The financial shocks of the past several weeks, an unpopular war and a president with sub-basement approval ratings should help Obama.
"I think he has to stay on message - and not flub - to keep on what seems to be a positive glide path," said Princeton political scientist Fred Greenstein, who has written several books on the presidency. "And no gloating. He should not sound like a latter-day Tom Dewey."
Republican Dewey was leading President Truman by about 5 percentage points in the final Gallup poll taken before the 1948 election, a margin similar to the one now enjoyed by Obama in some national polls. Dewey's self-confidence was misplaced. Truman won by about 10 points.
However, Gallop stopped polling about two weeks before the election and would have missed any last-minute changes in national sentiment.
Current polls, in fact, show that the race has tightened since the third and final debate.
But a close look at the electoral map and attention to where each candidate spends his remaining campaign days can be a telling indicator of the likely outcome.
Before traveling to Hawaii to visit his ailing grandmother, Obama stumped mostly in states that had gone for Bush in 2000 and 2004, including Florida, Virginia, Indiana and Missouri, where he was greeted by throngs. He planned more red-state campaigning in the final week.
McCain, meanwhile, is spending precious time trying to shore up his base in some of these same once-reliable GOP states.
Obama's fundraising prowess - a record $150 million in September alone - is permitting him to continue to run ads nearly everywhere. His campaign has even bought a 30-minute political ad that will run on Wednesday night on major broadcast networks, making him the first presidential candidate to do so since billionaire Ross Perot in 1992. He is also placing the first-ever presidential campaign ads in online video games.
Meanwhile, McCain has had to husband his scarce resources, including withdrawing advertising from Michigan.
Brushing aside McCain campaign suggestions that Obama is a "socialist" who "pals around" with former terrorists and is unprepared to handle a national security crisis or identify with ordinary Americans, Obama's endgame strategy is to keep the focus on the economy and hew to his longtime central campaign themes.
His themes are the need for change, linking McCain to failed Bush policies, and presenting himself as the candidate whose policies most favor middle-class Americans.
"Races tend to close at the end, and I think we're seeing this.

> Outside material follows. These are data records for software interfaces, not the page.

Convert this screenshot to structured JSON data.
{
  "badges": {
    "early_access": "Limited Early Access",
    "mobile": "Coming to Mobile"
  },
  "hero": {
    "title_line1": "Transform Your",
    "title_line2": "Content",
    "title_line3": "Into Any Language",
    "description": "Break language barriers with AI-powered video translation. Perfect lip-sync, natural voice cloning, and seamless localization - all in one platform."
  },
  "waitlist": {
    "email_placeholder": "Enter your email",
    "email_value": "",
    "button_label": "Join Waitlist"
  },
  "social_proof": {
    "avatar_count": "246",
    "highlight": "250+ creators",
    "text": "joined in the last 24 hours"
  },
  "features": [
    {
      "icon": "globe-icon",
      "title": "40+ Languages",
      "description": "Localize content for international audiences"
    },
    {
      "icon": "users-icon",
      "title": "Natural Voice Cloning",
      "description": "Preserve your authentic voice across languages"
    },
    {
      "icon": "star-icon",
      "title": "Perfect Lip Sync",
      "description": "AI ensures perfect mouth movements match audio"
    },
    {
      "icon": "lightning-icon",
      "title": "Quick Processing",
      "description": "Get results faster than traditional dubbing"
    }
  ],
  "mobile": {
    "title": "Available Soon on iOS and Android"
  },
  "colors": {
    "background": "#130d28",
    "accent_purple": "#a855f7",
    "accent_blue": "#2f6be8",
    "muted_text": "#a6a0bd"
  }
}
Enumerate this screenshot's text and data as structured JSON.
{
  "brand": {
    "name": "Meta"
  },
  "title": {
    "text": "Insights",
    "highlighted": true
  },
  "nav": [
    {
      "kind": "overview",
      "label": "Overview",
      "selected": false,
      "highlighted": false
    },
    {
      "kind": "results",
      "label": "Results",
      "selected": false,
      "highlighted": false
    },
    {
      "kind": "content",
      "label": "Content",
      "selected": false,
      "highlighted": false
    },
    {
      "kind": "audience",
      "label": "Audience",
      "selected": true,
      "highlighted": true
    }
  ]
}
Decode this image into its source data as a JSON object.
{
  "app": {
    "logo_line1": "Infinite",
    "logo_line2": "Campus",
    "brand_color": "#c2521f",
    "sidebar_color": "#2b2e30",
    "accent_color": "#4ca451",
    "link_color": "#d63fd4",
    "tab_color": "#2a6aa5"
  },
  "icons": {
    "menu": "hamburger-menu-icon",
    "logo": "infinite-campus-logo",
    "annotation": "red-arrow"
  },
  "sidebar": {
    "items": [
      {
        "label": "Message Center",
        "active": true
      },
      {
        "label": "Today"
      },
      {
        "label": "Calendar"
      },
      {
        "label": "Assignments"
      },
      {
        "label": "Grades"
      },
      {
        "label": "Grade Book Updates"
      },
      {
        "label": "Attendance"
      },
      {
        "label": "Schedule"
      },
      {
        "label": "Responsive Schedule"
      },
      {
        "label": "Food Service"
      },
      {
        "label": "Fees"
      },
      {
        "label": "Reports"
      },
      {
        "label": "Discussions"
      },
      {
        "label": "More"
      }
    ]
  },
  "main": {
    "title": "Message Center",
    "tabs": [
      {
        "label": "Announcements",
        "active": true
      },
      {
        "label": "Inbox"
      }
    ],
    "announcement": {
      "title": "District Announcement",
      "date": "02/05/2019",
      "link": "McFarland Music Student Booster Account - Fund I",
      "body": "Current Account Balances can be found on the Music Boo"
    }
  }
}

But I don't think the underlying dynamic of the campaign has changed," said Doug Schoen, a Democratic strategist and pollster who worked for President Clinton and New York Mayor Michael Bloomberg.
Still, Schoen said, "McCain certainly has a lot of fight left in him. And Obama would be making a mistake if he took his eye off the ball in states like Florida and Ohio and Colorado and Nevada that are tight."
In Colorado, which went Republican in both 2000 and 2004, Obama has a slight lead in some polls. The Democrats chose to have their nominating convention in Denver, and Obama has spent considerable time in the state.